The Indigenous People’s Front of Tripura may also not wish such an alliance as it could lead to a split in the party.
Rising anti-incumbency and the chit fund scam
Dislodging the Left, with its well-oiled party machinery and extensive cadre, will be a daunting task.
The BJP has its task cut out. The party is buoyed by its electoral success in other parts of the country, frequent visits by tall leaders like Sarbananda Sonowal of Assam and Pema Khandu of Arunachal Pradesh and Himanta Biswa Sarma, the convener of the North-East Democratic Alliance and the party’s main political strategist in the region, is keeping the cadre’s spirits high.
A media war-room has been set and the social media army has taken over to campaigning in the state.
While the cadre’s efforts may work as well as they are supposed to, the ruling party hasn’t shied from offering issues to the BJP. This, couple with the lacklustre response from the principal opposition party Congress, has made the battle lines clear.
The party has been actively campaigning against the inaction of the state government on the chit fund scam worth almost Rs 1,200 crore – which is approximately 10 per cent of the state annual budget for 2016-17 – affecting some 14 lakh gullible depositors, or one-third of the state population and almost half of state’s earning population.
In its protests, BJP is hinting at a possible nexus of the ruling Left party and chit fund companies, which translates to government’s incompetence in protecting rights of the citizens. The high poverty and unemployment rates (highest in the country) also draw enough attention. Knowing it is an uninterrupted fourth term for CPI(M)’s Manik Sarkar, the falling social indicators may draw in a huge anti-incumbency for the ruling government.
Cashing on this factor, apart from organisational prowess and a grip over voter issues will be all BJP needs to upset the electoral prospects of Manik Sarkar. February 2018 will all be about BJP and the Left in Tripura. Going by the recent developments and the months to come, Tripura may well spring a surprise. With the rise and rise of BJP, the surprise might just bring home a new leaf, removed from the neo-normal.

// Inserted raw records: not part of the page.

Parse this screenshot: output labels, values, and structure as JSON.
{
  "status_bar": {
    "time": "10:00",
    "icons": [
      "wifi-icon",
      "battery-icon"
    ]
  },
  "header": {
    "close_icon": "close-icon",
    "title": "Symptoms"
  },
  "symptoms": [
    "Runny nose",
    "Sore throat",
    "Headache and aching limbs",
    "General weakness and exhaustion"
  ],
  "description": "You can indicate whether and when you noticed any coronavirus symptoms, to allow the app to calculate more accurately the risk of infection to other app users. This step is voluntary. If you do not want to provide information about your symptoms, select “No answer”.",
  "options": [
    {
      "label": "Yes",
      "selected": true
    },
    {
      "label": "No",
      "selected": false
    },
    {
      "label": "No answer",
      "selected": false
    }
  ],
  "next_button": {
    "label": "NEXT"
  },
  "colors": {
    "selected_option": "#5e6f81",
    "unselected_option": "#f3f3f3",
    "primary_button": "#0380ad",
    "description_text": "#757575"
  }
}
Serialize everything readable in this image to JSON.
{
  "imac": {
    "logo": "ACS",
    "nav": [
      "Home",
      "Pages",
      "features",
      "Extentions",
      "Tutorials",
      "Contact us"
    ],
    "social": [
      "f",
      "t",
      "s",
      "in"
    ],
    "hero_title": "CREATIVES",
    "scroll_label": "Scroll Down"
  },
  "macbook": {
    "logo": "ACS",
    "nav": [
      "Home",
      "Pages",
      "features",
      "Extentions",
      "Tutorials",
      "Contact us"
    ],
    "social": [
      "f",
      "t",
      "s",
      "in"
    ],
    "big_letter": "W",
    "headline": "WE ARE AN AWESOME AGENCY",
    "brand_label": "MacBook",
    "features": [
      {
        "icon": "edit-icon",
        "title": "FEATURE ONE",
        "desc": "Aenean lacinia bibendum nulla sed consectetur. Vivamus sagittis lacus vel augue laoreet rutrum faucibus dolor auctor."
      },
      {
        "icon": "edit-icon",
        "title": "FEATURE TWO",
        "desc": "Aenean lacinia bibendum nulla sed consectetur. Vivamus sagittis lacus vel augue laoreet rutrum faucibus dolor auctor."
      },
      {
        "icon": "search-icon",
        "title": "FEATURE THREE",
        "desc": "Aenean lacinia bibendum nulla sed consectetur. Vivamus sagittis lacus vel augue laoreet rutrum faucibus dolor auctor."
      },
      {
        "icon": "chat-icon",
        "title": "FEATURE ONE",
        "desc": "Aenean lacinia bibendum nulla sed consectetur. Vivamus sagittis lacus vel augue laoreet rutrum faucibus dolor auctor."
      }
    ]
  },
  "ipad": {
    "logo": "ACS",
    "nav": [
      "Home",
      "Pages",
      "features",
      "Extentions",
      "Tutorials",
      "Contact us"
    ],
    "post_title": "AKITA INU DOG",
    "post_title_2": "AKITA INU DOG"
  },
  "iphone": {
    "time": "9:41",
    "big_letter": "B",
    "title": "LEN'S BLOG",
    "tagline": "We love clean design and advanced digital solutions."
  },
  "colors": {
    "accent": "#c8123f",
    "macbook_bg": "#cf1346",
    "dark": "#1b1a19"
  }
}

Written By: Aakash Mehrotra
Disclaimer: This article first appeared in DailyO